I keep it simple.
Confirmation of those patterns is what I require before taking entries on 99% of my trades, which means price crossing through a trend line. The way I view it, until that line in the sand is crossed, nothing has changed. The rest phase or pullback must not be done until then. I may detect price perking up or volume percolating, but until the trend line breaks, the setup cannot be fully embraced as a positive change of character.
Right now there’s an excellent example in the chart of AMGN of why waiting for that trend line break can mean preserving both capital and clarity. The stock is bullish, no doubt about it, as the intermediate uptrend remains intact since it began last August. Since then, we have a series of higher highs and higher lows.
In recent weeks, the stock has been pulling back quietly with some minor profit-taking leaving price drifting lower since the early-February peak. The prior breakout was around $65 (January) so it could be the stock is in for a test of that zone, who is to say otherwise?
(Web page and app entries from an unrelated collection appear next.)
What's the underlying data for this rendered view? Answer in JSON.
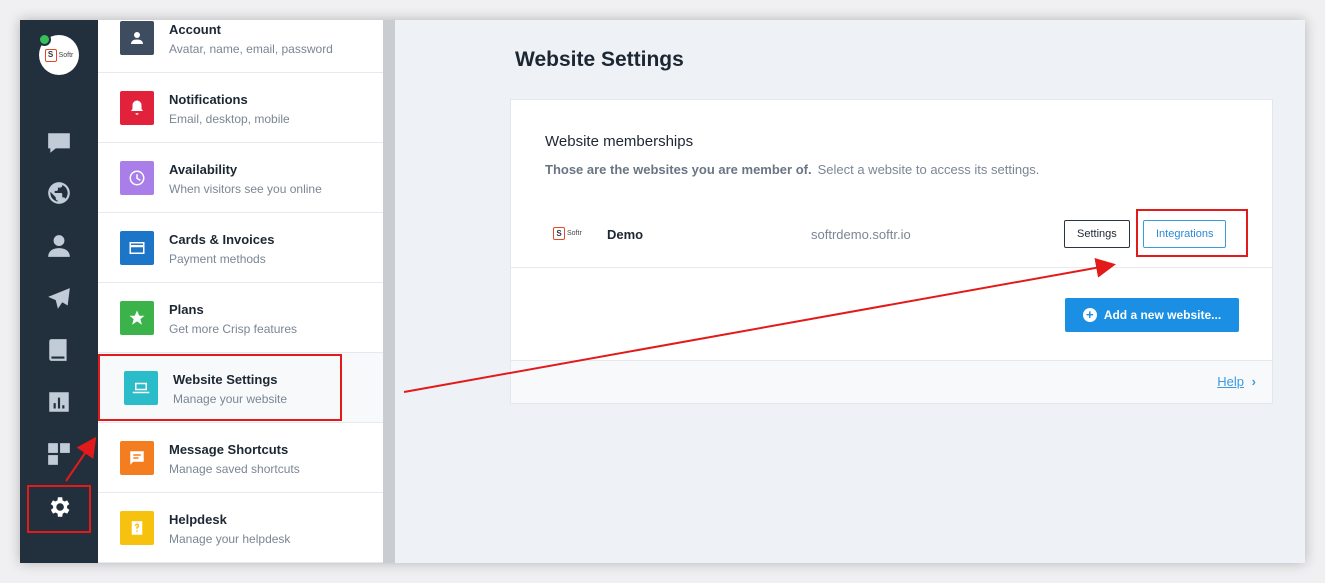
{
  "colors": {
    "rail_bg": "#22303e",
    "accent": "#1a8fe3",
    "annotation": "#e21a1a"
  },
  "rail": {
    "logo_text": "Softr",
    "logo_letter": "S",
    "icons": [
      "chat-icon",
      "globe-icon",
      "user-icon",
      "send-icon",
      "book-icon",
      "analytics-icon",
      "plugins-icon",
      "gear-icon"
    ]
  },
  "menu": {
    "items": [
      {
        "title": "Account",
        "subtitle": "Avatar, name, email, password",
        "icon": "user-icon",
        "color": "#3d4d5f"
      },
      {
        "title": "Notifications",
        "subtitle": "Email, desktop, mobile",
        "icon": "bell-icon",
        "color": "#e2223b"
      },
      {
        "title": "Availability",
        "subtitle": "When visitors see you online",
        "icon": "clock-icon",
        "color": "#a97ee8"
      },
      {
        "title": "Cards & Invoices",
        "subtitle": "Payment methods",
        "icon": "card-icon",
        "color": "#1d75c8"
      },
      {
        "title": "Plans",
        "subtitle": "Get more Crisp features",
        "icon": "star-icon",
        "color": "#3cb34a"
      },
      {
        "title": "Website Settings",
        "subtitle": "Manage your website",
        "icon": "laptop-icon",
        "color": "#2bbcc9"
      },
      {
        "title": "Message Shortcuts",
        "subtitle": "Manage saved shortcuts",
        "icon": "message-icon",
        "color": "#f47d20"
      },
      {
        "title": "Helpdesk",
        "subtitle": "Manage your helpdesk",
        "icon": "helpdesk-icon",
        "color": "#f6c20f"
      }
    ]
  },
  "main": {
    "title": "Website Settings",
    "card": {
      "heading": "Website memberships",
      "desc_bold": "Those are the websites you are member of.",
      "desc_rest": "Select a website to access its settings.",
      "site": {
        "logo_letter": "S",
        "logo_text": "Softr",
        "name": "Demo",
        "domain": "softrdemo.softr.io",
        "settings_label": "Settings",
        "integrations_label": "Integrations"
      },
      "add_label": "Add a new website...",
      "help_label": "Help",
      "help_chevron": "›"
    }
  }
}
And until a break occurs to suggest the stock is back on the move, who cares?
Currently, the stock is floundering around beneath a very valid trend line, but no less a trend line which has yet to be crossed.
XOM is another example here as just recently the widely-anticipated push through the $88 level as recently as last week never happened. The stock has since fallen out of its channel to the downside. Waiting was the best option.
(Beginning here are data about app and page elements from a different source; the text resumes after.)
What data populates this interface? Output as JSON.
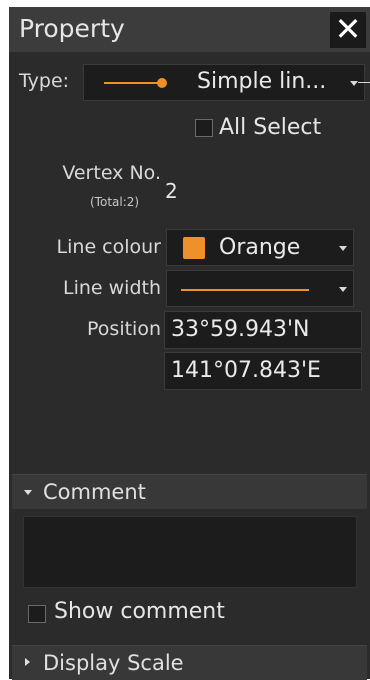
{
  "title": "Property",
  "type": {
    "label": "Type:",
    "value": "Simple lin..."
  },
  "all_select": {
    "label": "All Select",
    "checked": false
  },
  "vertex": {
    "label": "Vertex No.",
    "total": "(Total:2)",
    "value": "2"
  },
  "line_colour": {
    "label": "Line colour",
    "value": "Orange",
    "swatch": "#f0902a"
  },
  "line_width": {
    "label": "Line width",
    "line_color": "#f0902a"
  },
  "position": {
    "label": "Position",
    "lat": "33°59.943'N",
    "lon": "141°07.843'E"
  },
  "comment": {
    "header": "Comment",
    "text": ""
  },
  "show_comment": {
    "label": "Show comment",
    "checked": false
  },
  "display_scale": {
    "header": "Display Scale"
  },
  "colors": {
    "accent": "#f0902a",
    "panel": "#2b2b2b",
    "field": "#1c1c1c"
  }
}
F is one more on the list with $13.05 resistance never being crossed, despite approaching it multiple times of late. Those who bought early in hopes of getting in “cheaper” ahead of the breakout actually paid up. The stock has exited its trading range to the downside, leaving premature buyers in what I’d call the “hurtin for certain” department.
Traders by and large love to predict what’s coming, and often will take anticipatory trades  as such. Doing so can be an expensive way to get caught in a stagnant name.
Carefully consider whether a stock is truly getting on the move before committing capital to entries. Could be that waiting a little longer provides you with not only better prices, but better defined exits as well.
Trade Like a Bandit!
Producer of The Bandit Broadcast